● What to do
Every line holding the string "title" should be copied from the listing.

● Information

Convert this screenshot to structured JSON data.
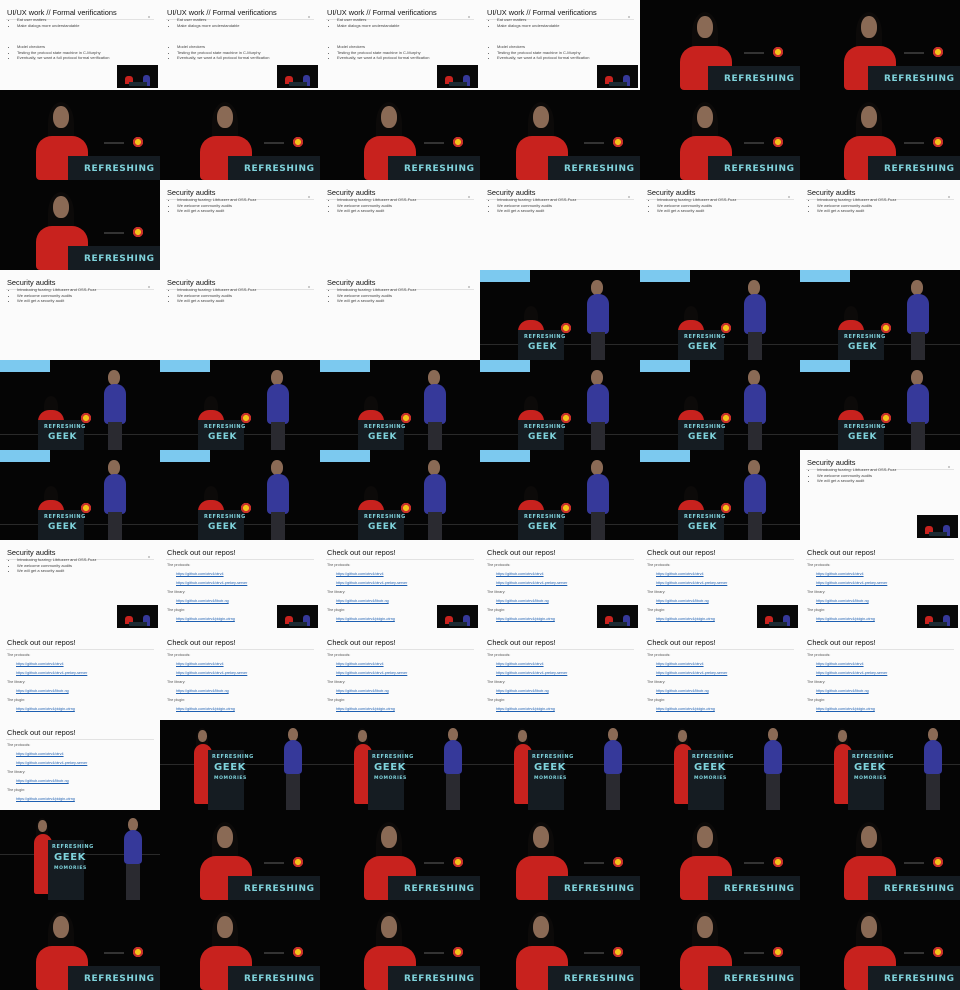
{
  "slides": {
    "ui": {
      "title": "UI/UX work // Formal verifications",
      "bullets_a": [
        "Eat user matters",
        "Make dialogs more understandable"
      ],
      "bullets_b": [
        "Model checkers",
        "Testing the protocol state machine in C-Murphy",
        "Eventually, we want a full protocol formal verification"
      ]
    },
    "audit": {
      "title": "Security audits",
      "bullets": [
        "Introducing fuzzing: Libfuzzer and OSS-Fuzz",
        "We welcome community audits",
        "We will get a security audit"
      ]
    },
    "repos": {
      "title": "Check out our repos!",
      "groups": [
        {
          "label": "The protocols:",
          "urls": [
            "https://github.com/otrv4/otrv4",
            "https://github.com/otrv4/otrv4-prekey-server"
          ]
        },
        {
          "label": "The library:",
          "urls": [
            "https://github.com/otrv4/libotr-ng"
          ]
        },
        {
          "label": "The plugin:",
          "urls": [
            "https://github.com/otrv4/pidgin-otrng"
          ]
        }
      ]
    }
  },
  "branding": {
    "wide": "REFRESHING",
    "stacked_line1": "REFRESHING",
    "stacked_line2": "GEEK",
    "stacked_line3": "MOMORIES"
  },
  "layout_grid": {
    "columns": 6,
    "rows": 11,
    "frames": [
      "ui",
      "ui",
      "ui",
      "ui",
      "close-red",
      "close-red",
      "close-red",
      "close-red",
      "close-red",
      "close-red",
      "close-red",
      "close-red",
      "close-red",
      "audit",
      "audit",
      "audit",
      "audit",
      "audit",
      "audit",
      "audit",
      "audit",
      "duo",
      "duo",
      "duo",
      "duo",
      "duo",
      "duo",
      "duo",
      "duo",
      "duo",
      "duo",
      "duo",
      "duo",
      "duo",
      "duo",
      "audit-pip",
      "audit-pip",
      "repos-pip",
      "repos-pip",
      "repos-pip",
      "repos-pip",
      "repos-pip",
      "repos",
      "repos",
      "repos",
      "repos",
      "repos",
      "repos",
      "repos",
      "wide",
      "wide",
      "wide",
      "wide",
      "wide",
      "wide",
      "close-red",
      "close-red",
      "close-red",
      "close-red",
      "close-red",
      "close-red",
      "close-red",
      "close-red",
      "close-red",
      "close-red",
      "close-red"
    ]
  },
  "colors": {
    "slide_bg": "#fbfbfb",
    "stage_bg": "#050505",
    "red_outfit": "#c8221e",
    "blue_outfit": "#36399a",
    "brand_teal": "#7fd3dc",
    "link_blue": "#1d5fb2",
    "screen_blue": "#7cc9ef"
  }
}
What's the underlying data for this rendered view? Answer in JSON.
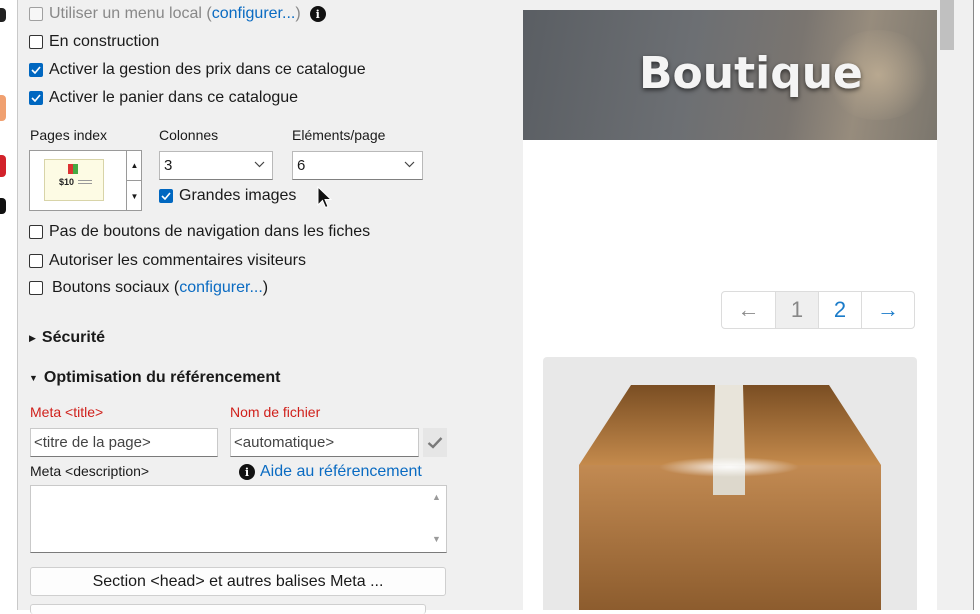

● Exercise answer
      "title": "UI/UX work // Formal verifications",
      "title": "Security audits",
      "title": "Check out our repos!",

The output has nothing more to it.